From Bono to the Prime Minister of Japan, Shinzo Abe, African Development Bank Group (AfDB) President Akinwumi Adesina spent Saturday forging partnerships with people and building alliances with nations.
"In order for the giant in Africa to rise, we must integrate," Adesina said. "We must connect Africa to itself and to the rest of the world."
Adesina was attending the 70th meeting of the United Nations General Assembly in New York, where this year member nations have adopted the new Sustainable Development Goals (SDGs) to help spur growth and improve lives around the world.
In a meeting with Abe, Adesina applauded Japan's commitment to growth in Africa and the USD 32 billion of support that the Japanese Government made available through the Tokyo International Conference on African Development (TICAD) V in 2013. Adesina also expressed his delight at the Prime Minister's decision to double the amount of loans for the 54-nation continent under the Enhanced Private Assistance for Africa (EPSA) program, from USD 1 billion to USD 2 billion. "I am pleased to inform you, Mr. Prime Minister, that EPSA II is well on track, and that the USD 2 billion will be fully committed by the end of 2016."
The support helps Adesina move forward with his bold, five-point agenda that addresses power, food security, industrialization, integration and quality of life across the continent. "TICAD has now finally come home to Africa where it belongs," Adesina said. "The African Development Bank stands fully ready to work with you for the success of TICAD VI."
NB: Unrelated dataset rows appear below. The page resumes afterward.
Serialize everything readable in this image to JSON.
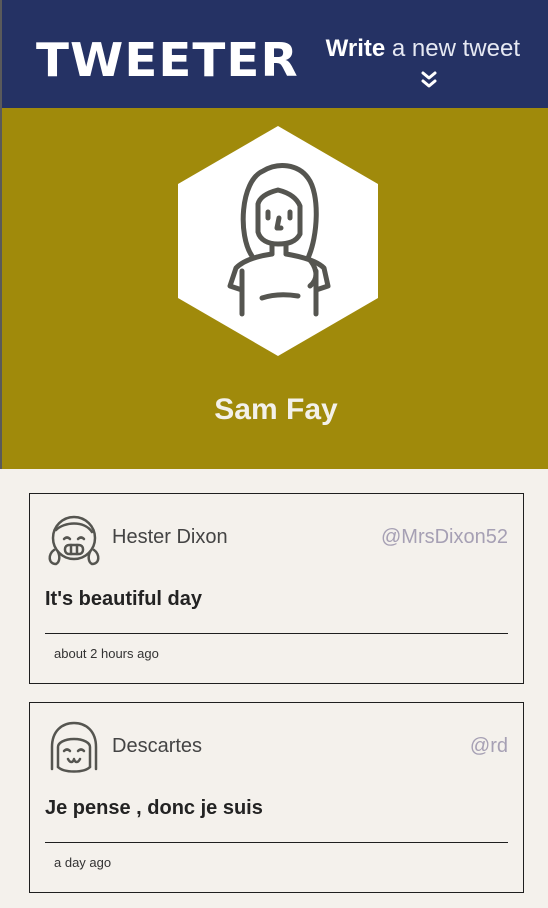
{
  "header": {
    "brand": "TWEETER",
    "compose_bold": "Write",
    "compose_rest": " a new tweet",
    "compose_icon": "chevron-double-down-icon",
    "background": "#253264"
  },
  "profile": {
    "name": "Sam Fay",
    "avatar_icon": "woman-avatar-icon",
    "background": "#a08a0b"
  },
  "tweets": [
    {
      "author": "Hester Dixon",
      "handle": "@MrsDixon52",
      "text": "It's beautiful day",
      "time": "about 2 hours ago",
      "avatar_icon": "girl-pigtails-avatar-icon"
    },
    {
      "author": "Descartes",
      "handle": "@rd",
      "text": "Je pense , donc je suis",
      "time": "a day ago",
      "avatar_icon": "smiling-girl-avatar-icon"
    }
  ]
}
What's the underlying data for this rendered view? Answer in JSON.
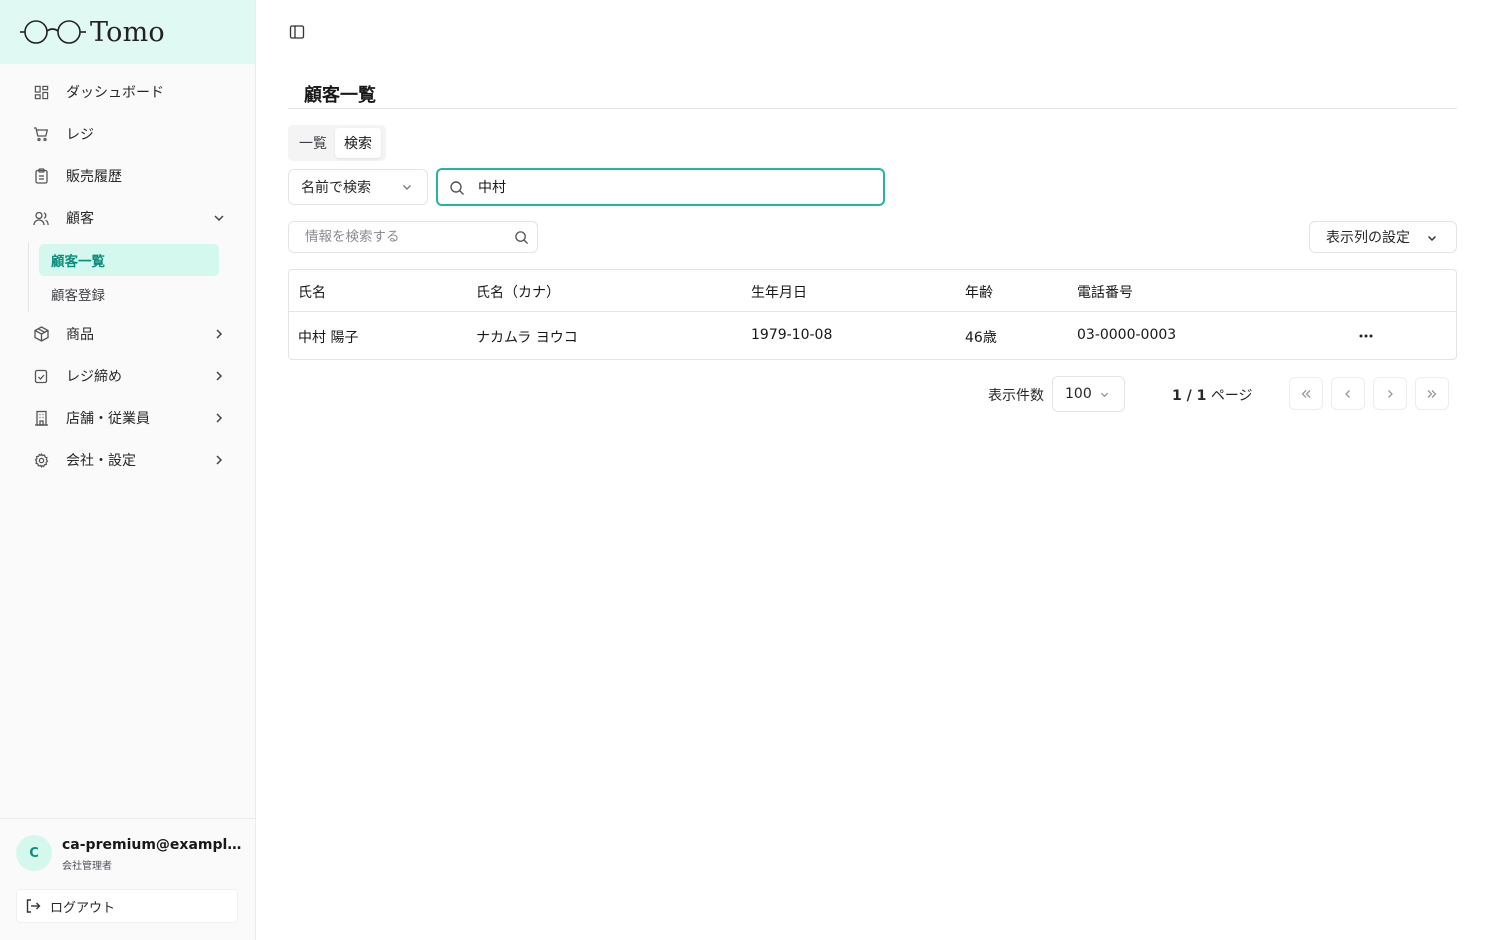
{
  "app": {
    "logo_text": "Tomo"
  },
  "sidebar": {
    "items": [
      {
        "label": "ダッシュボード"
      },
      {
        "label": "レジ"
      },
      {
        "label": "販売履歴"
      },
      {
        "label": "顧客"
      },
      {
        "label": "商品"
      },
      {
        "label": "レジ締め"
      },
      {
        "label": "店舗・従業員"
      },
      {
        "label": "会社・設定"
      }
    ],
    "sub_items": [
      {
        "label": "顧客一覧"
      },
      {
        "label": "顧客登録"
      }
    ]
  },
  "user": {
    "avatar_initial": "C",
    "email": "ca-premium@example....",
    "role": "会社管理者",
    "logout_label": "ログアウト"
  },
  "main": {
    "title": "顧客一覧",
    "tabs": [
      {
        "label": "一覧"
      },
      {
        "label": "検索"
      }
    ],
    "search_field_select": "名前で検索",
    "search_value": "中村",
    "info_search_placeholder": "情報を検索する",
    "column_settings_label": "表示列の設定"
  },
  "table": {
    "headers": [
      "氏名",
      "氏名（カナ）",
      "生年月日",
      "年齢",
      "電話番号"
    ],
    "rows": [
      {
        "name": "中村 陽子",
        "kana": "ナカムラ ヨウコ",
        "birthdate": "1979-10-08",
        "age": "46歳",
        "phone": "03-0000-0003"
      }
    ]
  },
  "pagination": {
    "page_size_label": "表示件数",
    "page_size": "100",
    "page_current": "1",
    "page_sep": " / ",
    "page_total": "1",
    "page_suffix": " ページ"
  },
  "colors": {
    "accent": "#26b5a0",
    "accent_bg": "#d4f7ee",
    "logo_bg": "#e0f9f3"
  }
}
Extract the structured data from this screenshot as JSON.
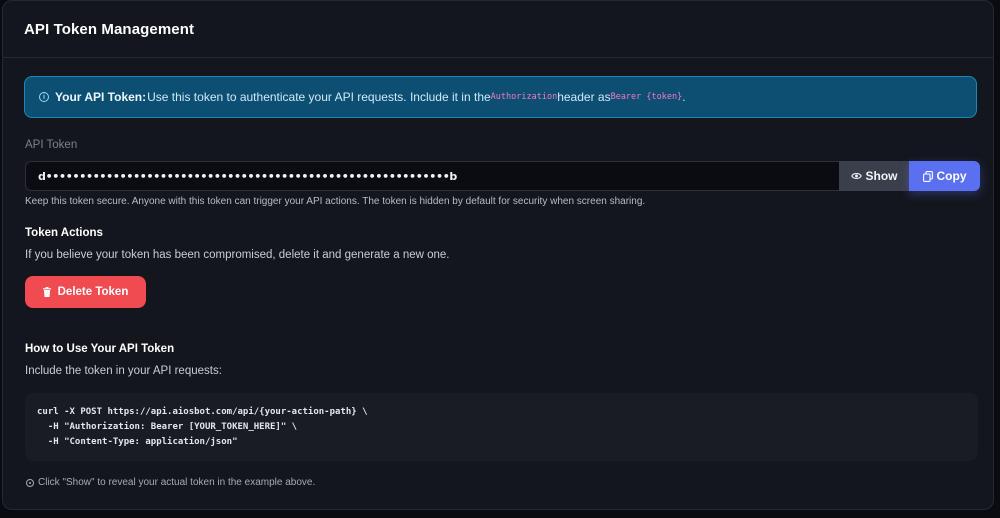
{
  "header": {
    "title": "API Token Management"
  },
  "alert": {
    "icon": "info-icon",
    "strong": "Your API Token:",
    "text_1": "Use this token to authenticate your API requests. Include it in the",
    "code_1": "Authorization",
    "text_2": "header as",
    "code_2": "Bearer {token}",
    "text_3": "."
  },
  "token": {
    "label": "API Token",
    "masked_value": "d••••••••••••••••••••••••••••••••••••••••••••••••••••••••••••b",
    "show_label": "Show",
    "show_icon": "eye-icon",
    "copy_label": "Copy",
    "copy_icon": "copy-icon",
    "hint": "Keep this token secure. Anyone with this token can trigger your API actions. The token is hidden by default for security when screen sharing."
  },
  "actions": {
    "title": "Token Actions",
    "description": "If you believe your token has been compromised, delete it and generate a new one.",
    "delete_label": "Delete Token",
    "delete_icon": "trash-icon"
  },
  "usage": {
    "title": "How to Use Your API Token",
    "description": "Include the token in your API requests:",
    "code_lines": [
      "curl -X POST https://api.aiosbot.com/api/{your-action-path} \\",
      "  -H \"Authorization: Bearer [YOUR_TOKEN_HERE]\" \\",
      "  -H \"Content-Type: application/json\""
    ],
    "footnote": "Click \"Show\" to reveal your actual token in the example above.",
    "footnote_icon": "lightbulb-icon"
  },
  "colors": {
    "background": "#0a0b10",
    "card": "#14161e",
    "alert_bg": "#0d4f72",
    "alert_border": "#1a88b8",
    "code_pink": "#f07ac4",
    "copy_button": "#5b70f0",
    "show_button": "#3a3f4c",
    "delete_button": "#ef4b51"
  }
}
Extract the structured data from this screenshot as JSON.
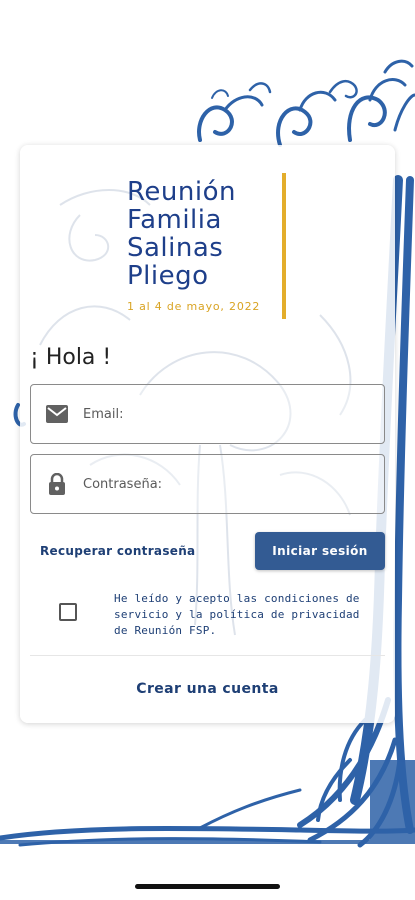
{
  "header": {
    "title": "Reunión\nFamilia\nSalinas\nPliego",
    "subtitle": "1 al 4 de mayo, 2022"
  },
  "greeting": "¡ Hola !",
  "form": {
    "email_placeholder": "Email:",
    "password_placeholder": "Contraseña:",
    "recover_label": "Recuperar contraseña",
    "login_label": "Iniciar sesión",
    "terms_text": "He leído y acepto las condiciones de servicio y la política de privacidad de Reunión FSP.",
    "terms_checked": false,
    "create_account_label": "Crear una cuenta"
  },
  "colors": {
    "brand_blue": "#1e3f8a",
    "button_blue": "#335b93",
    "gold": "#e3ad2b",
    "tree_blue": "#2e62a8"
  },
  "icons": [
    "email-icon",
    "lock-icon",
    "tree-background"
  ]
}
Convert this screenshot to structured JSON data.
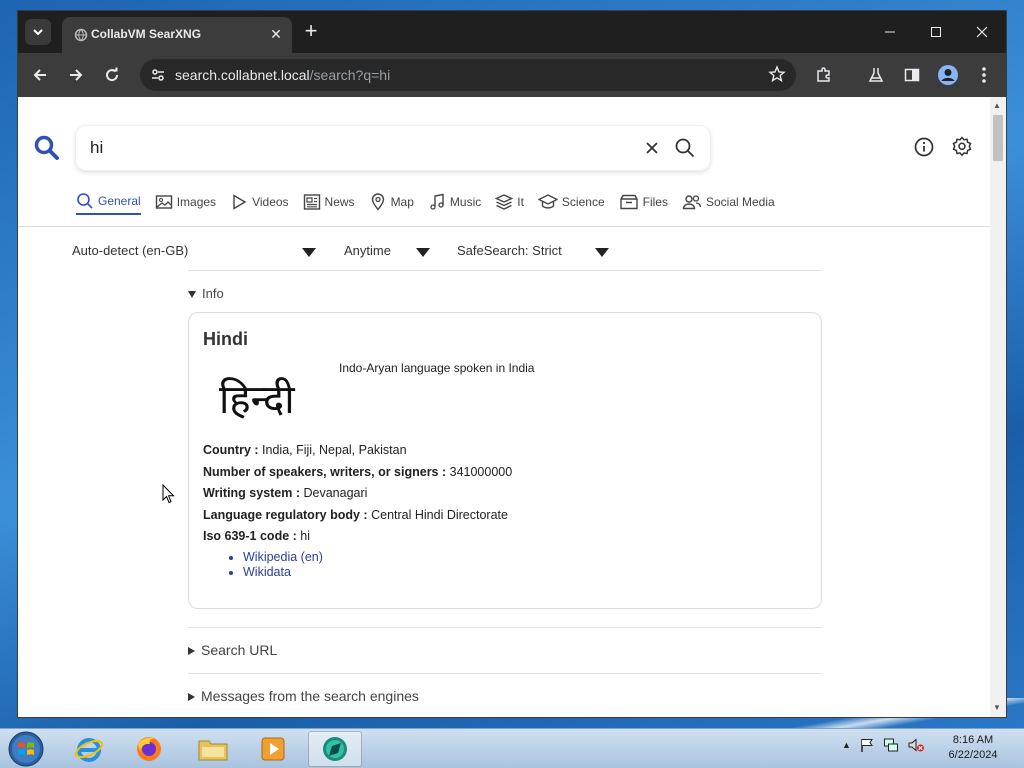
{
  "browser": {
    "tab_title": "CollabVM SearXNG",
    "url_host": "search.collabnet.local",
    "url_path": "/search?q=hi"
  },
  "search": {
    "query": "hi",
    "categories": [
      "General",
      "Images",
      "Videos",
      "News",
      "Map",
      "Music",
      "It",
      "Science",
      "Files",
      "Social Media"
    ],
    "active_category": "General",
    "filters": {
      "language": "Auto-detect (en-GB)",
      "time": "Anytime",
      "safesearch": "SafeSearch: Strict"
    }
  },
  "infobox": {
    "toggle_label": "Info",
    "title": "Hindi",
    "image_text": "हिन्दी",
    "description": "Indo-Aryan language spoken in India",
    "attributes": [
      {
        "label": "Country :",
        "value": "India, Fiji, Nepal, Pakistan"
      },
      {
        "label": "Number of speakers, writers, or signers :",
        "value": "341000000"
      },
      {
        "label": "Writing system :",
        "value": "Devanagari"
      },
      {
        "label": "Language regulatory body :",
        "value": "Central Hindi Directorate"
      },
      {
        "label": "Iso 639-1 code :",
        "value": "hi"
      }
    ],
    "links": [
      "Wikipedia (en)",
      "Wikidata"
    ]
  },
  "sections": {
    "search_url": "Search URL",
    "engine_messages": "Messages from the search engines"
  },
  "taskbar": {
    "time": "8:16 AM",
    "date": "6/22/2024"
  },
  "colors": {
    "accent": "#3050b4",
    "link": "#2a3e9c"
  }
}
In a private meeting with Bono, Adesina discussed ways in which the AfDB can partner with the musician-turned-venture-capitalist-and-philanthropist, to improve the lives of Africans across the continent. Because, as Adesina says, "development is about people".
Earlier in the day, at a high-level session sponsored by the African Union, the United Nations Industrial Development Organization, and the Economic Commission for Africa, Adesina talked about the reciprocal relationship between employment and industrial advancement. "Africa's young people should not be migrating, at great risk, to Europe," Adesina said. "We need them in our industries, not on the high seas. This is why we have called for the establishment of an African Industrialization Financing Facility, to help turn our dreams into reality for Africa," he said. "We can do this."
Another area to which Adesina is deeply committed is gender equalization and women's empowerment. So on Saturday the AfDB's Special Envoy on Gender, Geraldine Fraser-Moleketi, was busy mobilizing resources to support the effort.
In a session on "Transformative Financing for Gender Equality", Fraser-Moleketi challenged leaders in to ensure "that national budgets allocate sufficient resources towards achieving gender equality". With African women representing 52% of the total population and being responsible for 75% of the agricultural labour force and producing up to 80% of the food, she said "we must do all we can to ensure they benefit equally from - and participate equally in - the continents' development and transformation story."
It is a story where Africa has made great strides, and Adesina's mission as the 8th President of the AfDB is to keep that momentum going.
- Statement delivered by Akinwumi A. Adesina, President, African Development Bank Group, on the occasion of the Japan-Africa RECs Summit Roundtable in New York
- Remarks by Akinwumi A. Adesina, President of the African Development Bank Group, on the occasion of the High-Level Event on Industrialization, 26 September 2015, New York